Saturday, September 11, 2010

NFDM Price

(click on images to enlarge)

During this past week the trade data was released for July 2010. According to United States International Trade Commission (USITC) trade database, the U.S. exported NFDM in July 2010 for an average of $1.29 per pound.

The numbers collected by NASS and CDFA are all weighted by volume. That is, the price associated with the highest volume carries the most clout. So in July 2010, the average NASS price was $1.22 per pound - 7 cents less than the export price.
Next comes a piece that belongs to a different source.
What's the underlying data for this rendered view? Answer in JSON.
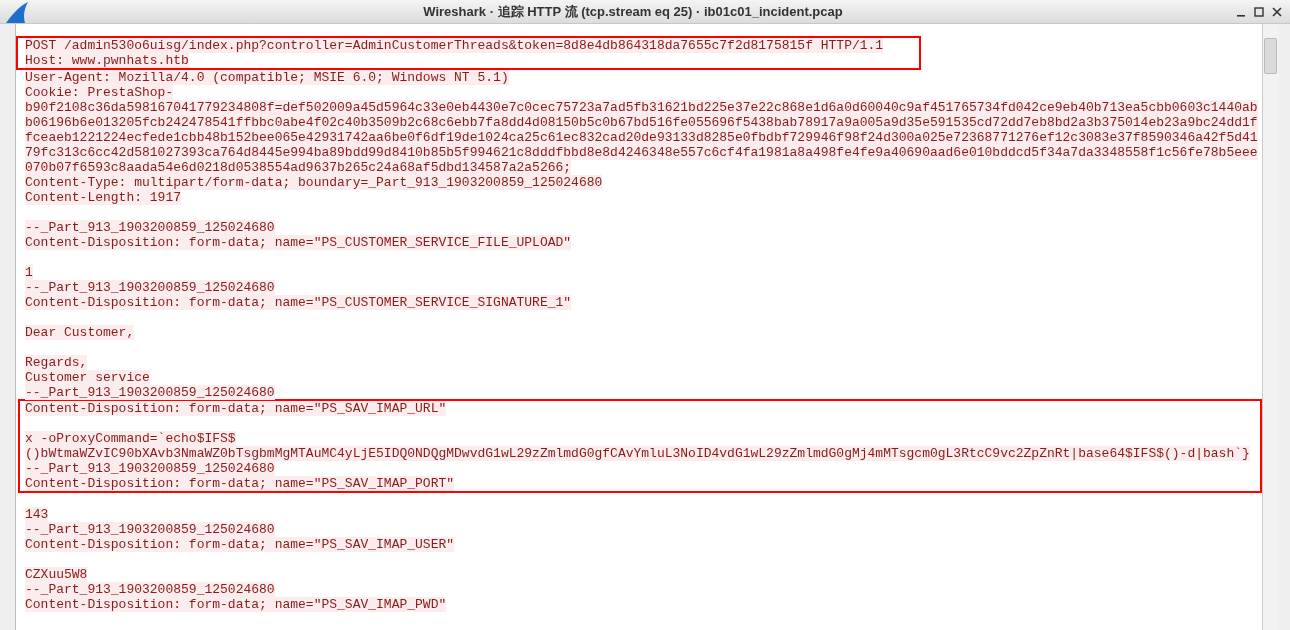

The difference adds up on the export volume to $4.7 MILLION. Pretty bad.

But, but wait, if the NFDM sold by the U.S. (whoever that is)had sold at world price the difference would be an ADDITIONAL $ 8.3 MILLION.

The real outrage here is not in what I have shown but rather, what I have just described is "business as usual."


  1. Clearly Dairy America is both lazy and incompetent to the detriment on all producers. Did you know that Dairy America makes up nearly 100% of the volume of NFDM reported in the CWAP index which prices California 's class 4a price? They have NO RISK in selling cheap powder. Whatever price they sell their powder for becomes THE NFDM price in the California class 4a fomula and therefore a low NFDM price is transfered 100% to California producers in the form of a lower class 4a milk price. This is a classic moral hazard, where the risk of an economic decision by a party is borne by someone else. No wonder they do such a poor job. They have no skin in the game.

  2. another reason why end product price formulas since Order Reform have proven to be a complete failure, pushing all price risk to the farmer. As long as there is a guaranteed margin (set-in-stone make allowance) and a guaranteed fail-safe buyer (the government), there is no incentive to market, in fact, the lower price serves a greater purpose to other interests while not harming the seller.

  3. California NFDM for week ending 9/10 is $1.08. Producers contracted to these thieves are going to receive the usual screwing.